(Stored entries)
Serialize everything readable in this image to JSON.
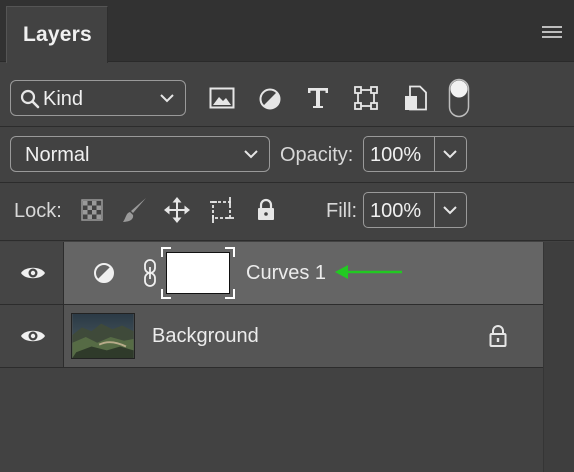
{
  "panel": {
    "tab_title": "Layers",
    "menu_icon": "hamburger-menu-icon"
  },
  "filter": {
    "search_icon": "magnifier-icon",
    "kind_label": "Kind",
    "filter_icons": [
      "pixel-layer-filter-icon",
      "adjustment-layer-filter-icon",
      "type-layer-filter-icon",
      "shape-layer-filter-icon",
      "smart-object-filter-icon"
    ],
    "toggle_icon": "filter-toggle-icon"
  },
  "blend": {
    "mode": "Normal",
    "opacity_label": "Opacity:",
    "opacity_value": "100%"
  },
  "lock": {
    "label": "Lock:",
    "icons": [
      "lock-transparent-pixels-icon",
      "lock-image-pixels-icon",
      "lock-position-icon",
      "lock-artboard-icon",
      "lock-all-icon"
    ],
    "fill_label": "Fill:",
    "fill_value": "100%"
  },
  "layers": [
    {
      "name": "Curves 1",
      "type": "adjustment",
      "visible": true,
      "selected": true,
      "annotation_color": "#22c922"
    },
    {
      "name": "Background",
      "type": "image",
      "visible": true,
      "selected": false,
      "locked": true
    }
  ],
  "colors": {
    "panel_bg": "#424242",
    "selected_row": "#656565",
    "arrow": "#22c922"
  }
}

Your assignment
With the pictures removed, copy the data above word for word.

Answer area
Serialize everything readable in this image to JSON.
{
  "panel": {
    "tab_title": "Layers",
    "menu_icon": "hamburger-menu-icon"
  },
  "filter": {
    "search_icon": "magnifier-icon",
    "kind_label": "Kind",
    "filter_icons": [
      "pixel-layer-filter-icon",
      "adjustment-layer-filter-icon",
      "type-layer-filter-icon",
      "shape-layer-filter-icon",
      "smart-object-filter-icon"
    ],
    "toggle_icon": "filter-toggle-icon"
  },
  "blend": {
    "mode": "Normal",
    "opacity_label": "Opacity:",
    "opacity_value": "100%"
  },
  "lock": {
    "label": "Lock:",
    "icons": [
      "lock-transparent-pixels-icon",
      "lock-image-pixels-icon",
      "lock-position-icon",
      "lock-artboard-icon",
      "lock-all-icon"
    ],
    "fill_label": "Fill:",
    "fill_value": "100%"
  },
  "layers": [
    {
      "name": "Curves 1",
      "type": "adjustment",
      "visible": true,
      "selected": true,
      "annotation_color": "#22c922"
    },
    {
      "name": "Background",
      "type": "image",
      "visible": true,
      "selected": false,
      "locked": true
    }
  ],
  "colors": {
    "panel_bg": "#424242",
    "selected_row": "#656565",
    "arrow": "#22c922"
  }
}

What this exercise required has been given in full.